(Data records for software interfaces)
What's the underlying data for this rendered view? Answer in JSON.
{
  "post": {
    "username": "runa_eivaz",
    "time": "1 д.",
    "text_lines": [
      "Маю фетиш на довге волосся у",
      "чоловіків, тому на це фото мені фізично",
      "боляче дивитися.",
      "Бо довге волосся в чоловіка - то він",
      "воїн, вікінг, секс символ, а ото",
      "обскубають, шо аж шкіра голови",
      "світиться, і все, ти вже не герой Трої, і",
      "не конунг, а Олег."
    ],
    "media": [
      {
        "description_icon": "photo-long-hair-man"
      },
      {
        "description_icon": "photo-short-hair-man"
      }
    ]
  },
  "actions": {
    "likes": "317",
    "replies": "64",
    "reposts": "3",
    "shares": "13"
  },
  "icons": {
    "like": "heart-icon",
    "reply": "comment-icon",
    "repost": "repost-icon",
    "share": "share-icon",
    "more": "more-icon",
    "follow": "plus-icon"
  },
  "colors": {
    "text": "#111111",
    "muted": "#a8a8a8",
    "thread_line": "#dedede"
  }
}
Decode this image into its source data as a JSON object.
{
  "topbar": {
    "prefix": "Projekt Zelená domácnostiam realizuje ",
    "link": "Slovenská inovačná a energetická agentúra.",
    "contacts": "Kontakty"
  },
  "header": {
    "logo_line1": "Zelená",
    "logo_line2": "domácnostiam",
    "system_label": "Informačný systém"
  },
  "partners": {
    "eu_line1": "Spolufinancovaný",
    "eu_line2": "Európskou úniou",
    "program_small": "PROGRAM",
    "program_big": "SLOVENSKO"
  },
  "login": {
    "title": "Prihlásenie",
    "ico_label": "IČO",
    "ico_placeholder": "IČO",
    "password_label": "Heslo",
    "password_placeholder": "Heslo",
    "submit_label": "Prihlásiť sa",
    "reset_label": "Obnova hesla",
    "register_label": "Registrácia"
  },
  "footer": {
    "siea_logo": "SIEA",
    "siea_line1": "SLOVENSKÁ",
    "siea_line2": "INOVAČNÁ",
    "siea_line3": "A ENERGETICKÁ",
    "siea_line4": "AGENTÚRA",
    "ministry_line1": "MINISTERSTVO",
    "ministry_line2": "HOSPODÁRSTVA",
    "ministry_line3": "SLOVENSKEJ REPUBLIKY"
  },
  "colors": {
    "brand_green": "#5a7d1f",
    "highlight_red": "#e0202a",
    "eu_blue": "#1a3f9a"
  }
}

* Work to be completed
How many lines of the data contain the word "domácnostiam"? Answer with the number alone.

* Written response
2